[Task brief]
Gather each line in the entries that includes the string "트랜스젠더".

[Record excerpts]
'''

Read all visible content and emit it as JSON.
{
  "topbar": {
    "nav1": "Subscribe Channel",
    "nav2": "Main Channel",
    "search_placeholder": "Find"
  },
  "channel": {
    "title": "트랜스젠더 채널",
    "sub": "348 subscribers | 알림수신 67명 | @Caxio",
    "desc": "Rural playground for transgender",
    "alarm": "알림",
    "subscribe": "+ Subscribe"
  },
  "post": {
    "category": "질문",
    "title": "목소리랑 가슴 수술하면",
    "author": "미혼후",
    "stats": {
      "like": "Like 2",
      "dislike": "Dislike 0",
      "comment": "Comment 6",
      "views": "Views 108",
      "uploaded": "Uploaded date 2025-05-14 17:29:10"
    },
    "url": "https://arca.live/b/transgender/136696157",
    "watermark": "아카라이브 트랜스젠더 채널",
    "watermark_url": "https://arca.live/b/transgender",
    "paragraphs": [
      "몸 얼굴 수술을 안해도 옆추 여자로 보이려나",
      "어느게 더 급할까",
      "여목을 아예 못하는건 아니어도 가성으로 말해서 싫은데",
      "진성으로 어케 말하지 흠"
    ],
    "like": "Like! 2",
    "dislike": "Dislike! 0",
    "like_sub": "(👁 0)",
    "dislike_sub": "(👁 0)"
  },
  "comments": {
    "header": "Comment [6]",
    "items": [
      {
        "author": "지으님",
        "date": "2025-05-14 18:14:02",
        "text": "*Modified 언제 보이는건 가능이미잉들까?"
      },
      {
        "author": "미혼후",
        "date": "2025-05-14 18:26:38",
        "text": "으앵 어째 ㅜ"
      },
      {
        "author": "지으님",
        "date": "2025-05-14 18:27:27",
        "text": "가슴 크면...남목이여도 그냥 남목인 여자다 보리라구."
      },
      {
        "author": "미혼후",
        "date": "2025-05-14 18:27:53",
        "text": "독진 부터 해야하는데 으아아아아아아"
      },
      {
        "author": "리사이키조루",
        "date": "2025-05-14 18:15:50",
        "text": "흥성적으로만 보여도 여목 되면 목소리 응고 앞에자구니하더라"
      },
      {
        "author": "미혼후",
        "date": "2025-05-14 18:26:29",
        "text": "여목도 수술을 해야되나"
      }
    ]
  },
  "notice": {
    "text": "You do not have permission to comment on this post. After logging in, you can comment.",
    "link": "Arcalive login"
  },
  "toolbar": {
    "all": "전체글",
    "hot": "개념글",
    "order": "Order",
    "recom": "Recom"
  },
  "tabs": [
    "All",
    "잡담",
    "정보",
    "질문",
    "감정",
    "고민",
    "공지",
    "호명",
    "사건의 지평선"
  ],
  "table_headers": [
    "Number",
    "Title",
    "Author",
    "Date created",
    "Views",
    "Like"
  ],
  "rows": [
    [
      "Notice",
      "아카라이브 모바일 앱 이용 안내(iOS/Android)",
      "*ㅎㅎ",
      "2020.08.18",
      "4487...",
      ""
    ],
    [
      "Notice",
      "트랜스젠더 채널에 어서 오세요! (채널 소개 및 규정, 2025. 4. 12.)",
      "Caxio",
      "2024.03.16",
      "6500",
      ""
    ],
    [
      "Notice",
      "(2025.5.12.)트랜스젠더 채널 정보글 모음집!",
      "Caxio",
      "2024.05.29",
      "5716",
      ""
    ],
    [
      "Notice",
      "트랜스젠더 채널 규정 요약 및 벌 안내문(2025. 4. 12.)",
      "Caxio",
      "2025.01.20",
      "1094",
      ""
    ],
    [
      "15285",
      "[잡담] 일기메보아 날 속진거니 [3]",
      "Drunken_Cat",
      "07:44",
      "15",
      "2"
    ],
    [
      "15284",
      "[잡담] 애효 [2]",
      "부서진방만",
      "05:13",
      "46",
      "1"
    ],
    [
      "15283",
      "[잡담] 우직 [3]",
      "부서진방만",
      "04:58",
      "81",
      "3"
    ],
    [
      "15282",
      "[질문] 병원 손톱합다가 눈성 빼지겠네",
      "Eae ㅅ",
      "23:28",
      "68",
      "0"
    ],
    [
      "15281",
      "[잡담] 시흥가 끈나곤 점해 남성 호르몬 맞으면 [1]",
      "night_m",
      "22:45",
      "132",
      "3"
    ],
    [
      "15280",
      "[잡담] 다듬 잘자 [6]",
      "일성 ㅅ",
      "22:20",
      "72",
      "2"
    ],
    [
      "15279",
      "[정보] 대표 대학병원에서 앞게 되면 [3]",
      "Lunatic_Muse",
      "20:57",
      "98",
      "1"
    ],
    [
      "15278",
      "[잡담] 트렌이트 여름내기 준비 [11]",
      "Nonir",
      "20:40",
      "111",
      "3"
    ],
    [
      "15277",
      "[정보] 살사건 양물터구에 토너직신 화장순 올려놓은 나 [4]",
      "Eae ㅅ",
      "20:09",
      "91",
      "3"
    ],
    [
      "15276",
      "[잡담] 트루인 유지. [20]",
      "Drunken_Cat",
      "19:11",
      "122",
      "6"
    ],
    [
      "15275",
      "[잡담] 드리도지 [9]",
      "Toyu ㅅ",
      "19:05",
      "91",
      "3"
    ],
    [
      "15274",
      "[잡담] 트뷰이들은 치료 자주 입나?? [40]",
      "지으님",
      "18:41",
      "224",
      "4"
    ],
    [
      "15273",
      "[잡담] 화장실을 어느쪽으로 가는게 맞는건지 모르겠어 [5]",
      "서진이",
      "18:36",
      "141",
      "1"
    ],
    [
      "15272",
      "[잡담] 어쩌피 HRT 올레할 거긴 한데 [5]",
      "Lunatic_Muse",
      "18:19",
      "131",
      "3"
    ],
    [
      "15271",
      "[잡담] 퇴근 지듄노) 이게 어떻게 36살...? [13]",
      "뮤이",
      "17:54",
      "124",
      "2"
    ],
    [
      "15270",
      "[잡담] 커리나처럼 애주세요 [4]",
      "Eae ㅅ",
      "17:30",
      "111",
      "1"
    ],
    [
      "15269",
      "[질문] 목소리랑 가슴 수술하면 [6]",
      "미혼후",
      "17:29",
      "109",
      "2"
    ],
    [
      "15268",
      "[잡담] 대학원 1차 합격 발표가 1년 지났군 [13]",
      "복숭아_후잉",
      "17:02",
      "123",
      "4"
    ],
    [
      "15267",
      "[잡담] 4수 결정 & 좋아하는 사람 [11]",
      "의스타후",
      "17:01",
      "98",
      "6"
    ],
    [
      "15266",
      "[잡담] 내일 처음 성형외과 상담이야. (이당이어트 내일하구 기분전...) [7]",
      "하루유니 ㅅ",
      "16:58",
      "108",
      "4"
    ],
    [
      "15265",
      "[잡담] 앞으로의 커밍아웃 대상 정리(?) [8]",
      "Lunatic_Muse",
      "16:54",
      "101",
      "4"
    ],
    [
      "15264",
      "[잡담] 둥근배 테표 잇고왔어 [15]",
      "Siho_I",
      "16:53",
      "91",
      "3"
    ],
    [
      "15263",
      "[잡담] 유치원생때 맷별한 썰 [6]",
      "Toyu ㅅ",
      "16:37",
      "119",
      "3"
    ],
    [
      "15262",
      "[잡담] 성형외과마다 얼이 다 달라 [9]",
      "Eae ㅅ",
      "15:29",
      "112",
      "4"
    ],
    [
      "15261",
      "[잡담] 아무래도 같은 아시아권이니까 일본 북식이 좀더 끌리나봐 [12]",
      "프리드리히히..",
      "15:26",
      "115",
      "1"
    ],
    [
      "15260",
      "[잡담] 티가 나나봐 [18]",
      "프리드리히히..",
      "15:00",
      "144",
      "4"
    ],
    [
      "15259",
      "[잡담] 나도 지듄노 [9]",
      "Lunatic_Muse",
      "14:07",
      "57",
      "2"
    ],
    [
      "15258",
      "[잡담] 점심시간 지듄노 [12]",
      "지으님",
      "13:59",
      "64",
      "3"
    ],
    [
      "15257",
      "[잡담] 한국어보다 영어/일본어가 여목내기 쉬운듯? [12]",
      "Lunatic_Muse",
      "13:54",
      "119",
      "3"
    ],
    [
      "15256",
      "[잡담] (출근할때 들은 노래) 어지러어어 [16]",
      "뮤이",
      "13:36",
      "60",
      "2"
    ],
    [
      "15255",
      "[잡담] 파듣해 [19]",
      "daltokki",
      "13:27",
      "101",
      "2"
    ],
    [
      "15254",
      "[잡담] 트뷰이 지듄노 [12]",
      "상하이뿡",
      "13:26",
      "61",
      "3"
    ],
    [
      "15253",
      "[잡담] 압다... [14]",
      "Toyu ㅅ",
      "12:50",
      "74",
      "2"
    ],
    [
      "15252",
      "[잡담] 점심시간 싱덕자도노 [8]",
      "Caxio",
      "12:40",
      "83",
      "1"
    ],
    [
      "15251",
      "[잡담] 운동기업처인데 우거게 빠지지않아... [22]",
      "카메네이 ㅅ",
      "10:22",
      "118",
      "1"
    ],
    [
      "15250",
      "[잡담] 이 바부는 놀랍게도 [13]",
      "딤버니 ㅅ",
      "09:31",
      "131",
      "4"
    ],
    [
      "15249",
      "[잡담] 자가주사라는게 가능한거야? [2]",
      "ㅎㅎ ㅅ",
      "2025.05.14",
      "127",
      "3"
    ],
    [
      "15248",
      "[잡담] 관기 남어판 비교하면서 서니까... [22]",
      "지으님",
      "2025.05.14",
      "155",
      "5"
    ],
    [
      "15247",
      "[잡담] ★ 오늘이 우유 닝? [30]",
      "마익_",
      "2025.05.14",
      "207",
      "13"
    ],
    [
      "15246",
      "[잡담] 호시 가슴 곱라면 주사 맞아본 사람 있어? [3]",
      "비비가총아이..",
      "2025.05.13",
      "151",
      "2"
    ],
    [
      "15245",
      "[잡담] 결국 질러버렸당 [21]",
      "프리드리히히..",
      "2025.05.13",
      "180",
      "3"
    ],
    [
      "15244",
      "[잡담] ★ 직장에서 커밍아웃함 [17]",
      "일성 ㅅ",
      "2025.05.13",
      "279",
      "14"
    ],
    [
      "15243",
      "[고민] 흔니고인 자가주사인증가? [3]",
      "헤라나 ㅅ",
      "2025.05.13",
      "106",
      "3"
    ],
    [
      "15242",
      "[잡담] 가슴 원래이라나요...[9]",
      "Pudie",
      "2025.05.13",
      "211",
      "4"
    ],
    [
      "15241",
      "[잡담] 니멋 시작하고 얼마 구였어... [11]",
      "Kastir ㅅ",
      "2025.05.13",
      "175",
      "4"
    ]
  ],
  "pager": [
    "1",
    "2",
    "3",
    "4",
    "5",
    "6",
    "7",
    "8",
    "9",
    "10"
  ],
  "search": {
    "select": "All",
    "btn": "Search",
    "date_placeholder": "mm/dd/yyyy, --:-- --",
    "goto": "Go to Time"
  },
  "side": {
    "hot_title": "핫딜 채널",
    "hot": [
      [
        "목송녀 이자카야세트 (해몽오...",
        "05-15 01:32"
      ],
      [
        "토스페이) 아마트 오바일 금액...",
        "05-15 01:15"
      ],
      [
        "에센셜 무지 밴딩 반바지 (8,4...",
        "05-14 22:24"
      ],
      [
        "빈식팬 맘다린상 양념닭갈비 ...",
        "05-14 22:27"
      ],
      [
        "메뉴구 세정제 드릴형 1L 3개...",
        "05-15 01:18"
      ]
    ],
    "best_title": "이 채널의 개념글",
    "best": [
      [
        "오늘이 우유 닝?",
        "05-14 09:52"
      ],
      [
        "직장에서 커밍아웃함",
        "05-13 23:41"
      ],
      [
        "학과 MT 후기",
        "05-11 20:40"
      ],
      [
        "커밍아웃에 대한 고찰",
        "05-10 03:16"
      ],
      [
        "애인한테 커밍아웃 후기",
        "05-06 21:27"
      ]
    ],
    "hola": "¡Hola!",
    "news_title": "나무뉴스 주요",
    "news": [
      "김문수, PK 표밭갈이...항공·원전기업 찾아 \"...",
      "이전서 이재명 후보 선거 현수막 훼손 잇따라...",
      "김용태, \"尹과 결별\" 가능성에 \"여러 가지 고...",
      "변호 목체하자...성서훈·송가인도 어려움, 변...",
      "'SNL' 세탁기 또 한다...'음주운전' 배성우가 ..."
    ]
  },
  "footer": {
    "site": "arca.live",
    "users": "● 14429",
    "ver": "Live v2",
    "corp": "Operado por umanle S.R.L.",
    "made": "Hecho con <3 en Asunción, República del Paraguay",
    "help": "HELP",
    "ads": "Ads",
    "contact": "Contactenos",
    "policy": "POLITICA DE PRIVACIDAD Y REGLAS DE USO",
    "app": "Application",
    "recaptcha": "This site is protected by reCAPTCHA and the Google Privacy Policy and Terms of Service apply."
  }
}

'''

[Solution for this task]
    "title": "트랜스젠더 채널",
    "watermark": "아카라이브 트랜스젠더 채널",
      "트랜스젠더 채널에 어서 오세요! (채널 소개 및 규정, 2025. 4. 12.)",
      "(2025.5.12.)트랜스젠더 채널 정보글 모음집!",
      "트랜스젠더 채널 규정 요약 및 벌 안내문(2025. 4. 12.)",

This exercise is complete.